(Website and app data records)
========

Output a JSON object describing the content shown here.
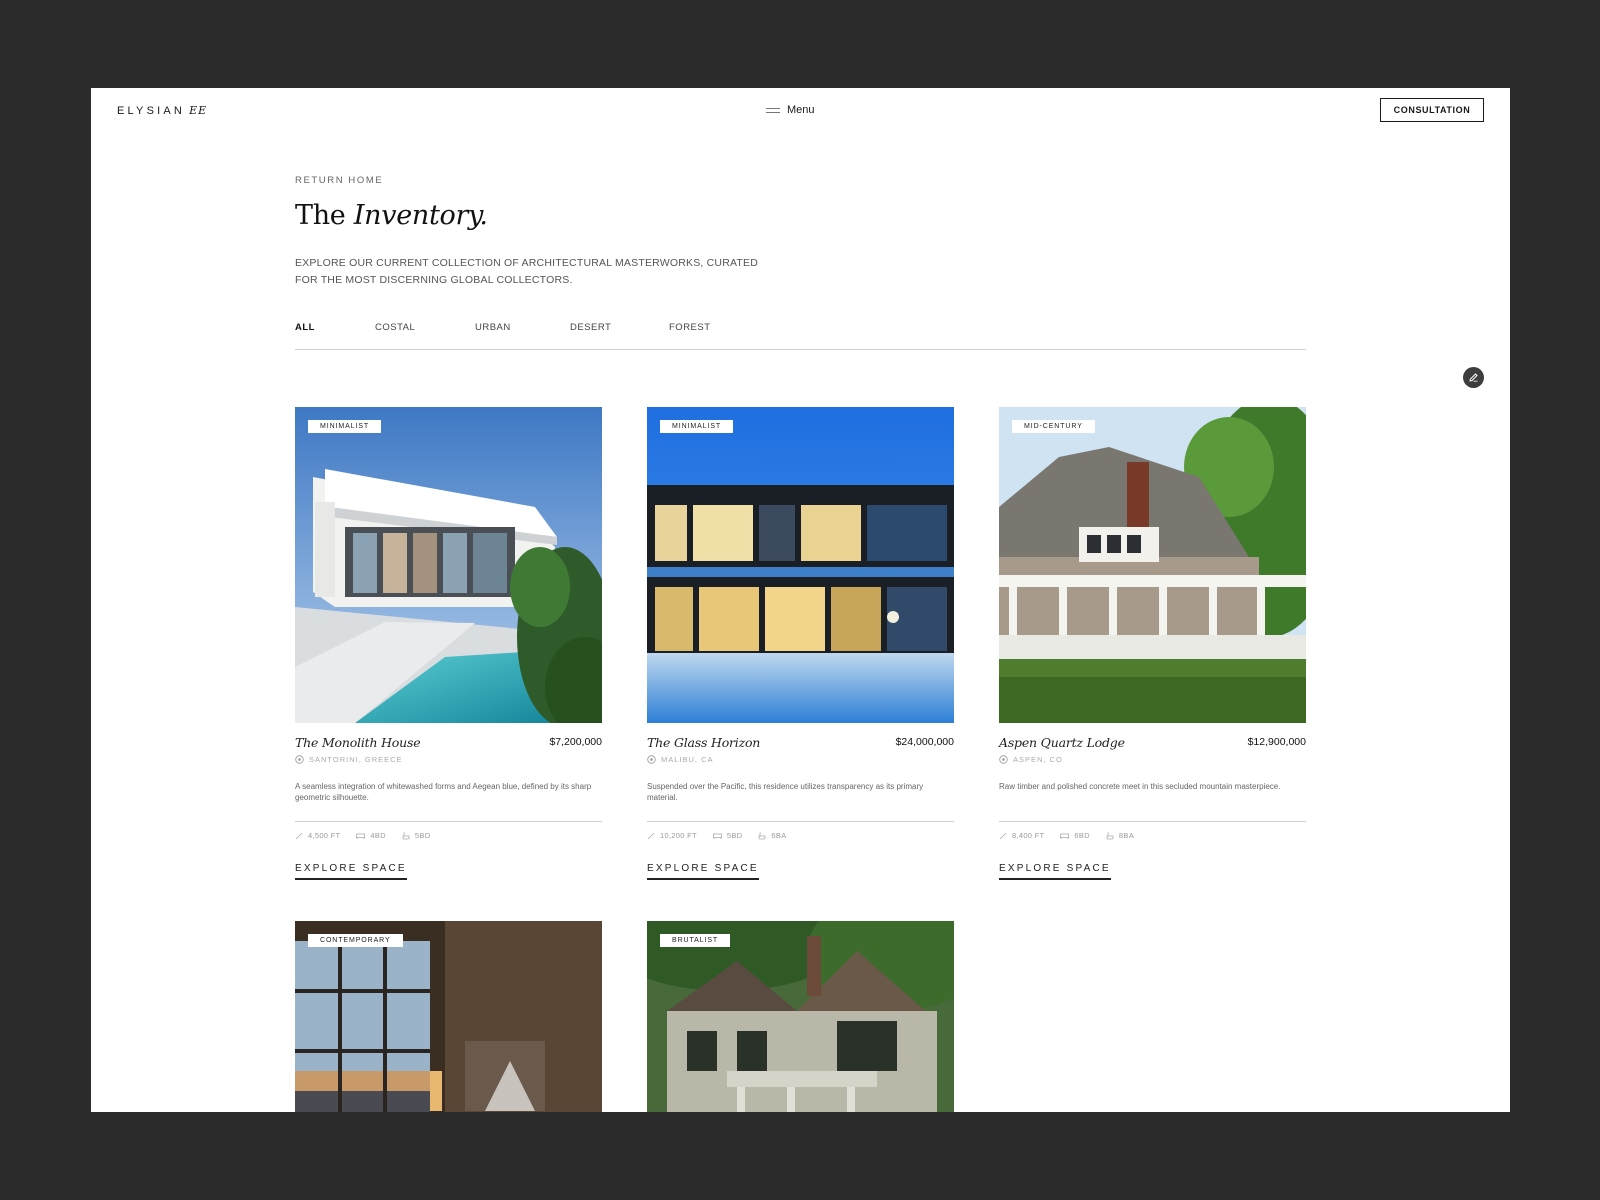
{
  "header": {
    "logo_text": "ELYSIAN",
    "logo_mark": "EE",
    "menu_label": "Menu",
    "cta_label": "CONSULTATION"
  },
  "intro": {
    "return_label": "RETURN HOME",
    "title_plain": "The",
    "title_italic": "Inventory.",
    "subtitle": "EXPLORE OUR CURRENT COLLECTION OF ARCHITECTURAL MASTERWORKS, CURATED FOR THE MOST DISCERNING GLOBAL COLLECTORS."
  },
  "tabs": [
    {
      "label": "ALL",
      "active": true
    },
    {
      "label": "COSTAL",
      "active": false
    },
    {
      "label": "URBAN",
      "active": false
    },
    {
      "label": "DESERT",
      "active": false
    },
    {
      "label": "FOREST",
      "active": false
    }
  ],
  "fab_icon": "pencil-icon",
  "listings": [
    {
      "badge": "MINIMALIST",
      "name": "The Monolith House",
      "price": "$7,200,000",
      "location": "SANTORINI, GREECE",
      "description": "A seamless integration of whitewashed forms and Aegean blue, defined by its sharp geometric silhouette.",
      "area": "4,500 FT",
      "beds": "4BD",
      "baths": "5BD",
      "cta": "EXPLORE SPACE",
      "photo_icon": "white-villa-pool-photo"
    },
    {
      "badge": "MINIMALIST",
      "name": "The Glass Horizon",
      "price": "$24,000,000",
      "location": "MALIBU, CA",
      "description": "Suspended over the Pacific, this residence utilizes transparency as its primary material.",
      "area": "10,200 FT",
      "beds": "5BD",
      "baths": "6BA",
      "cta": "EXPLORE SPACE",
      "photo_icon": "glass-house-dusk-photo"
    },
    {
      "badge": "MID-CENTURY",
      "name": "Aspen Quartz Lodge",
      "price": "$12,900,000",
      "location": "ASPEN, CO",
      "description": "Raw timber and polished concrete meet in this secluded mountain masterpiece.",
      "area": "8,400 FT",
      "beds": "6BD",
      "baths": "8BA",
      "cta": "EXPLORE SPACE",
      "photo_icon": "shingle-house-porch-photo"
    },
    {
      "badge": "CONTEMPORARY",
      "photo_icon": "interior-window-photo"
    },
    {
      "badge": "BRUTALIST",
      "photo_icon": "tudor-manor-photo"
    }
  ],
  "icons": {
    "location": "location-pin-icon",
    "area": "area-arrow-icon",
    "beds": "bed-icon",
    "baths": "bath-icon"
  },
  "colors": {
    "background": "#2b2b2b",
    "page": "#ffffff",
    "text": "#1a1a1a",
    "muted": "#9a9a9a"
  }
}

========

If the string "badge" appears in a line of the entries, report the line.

ANSWER:
      "badge": "MINIMALIST",
      "badge": "MINIMALIST",
      "badge": "MID-CENTURY",
      "badge": "CONTEMPORARY",
      "badge": "BRUTALIST",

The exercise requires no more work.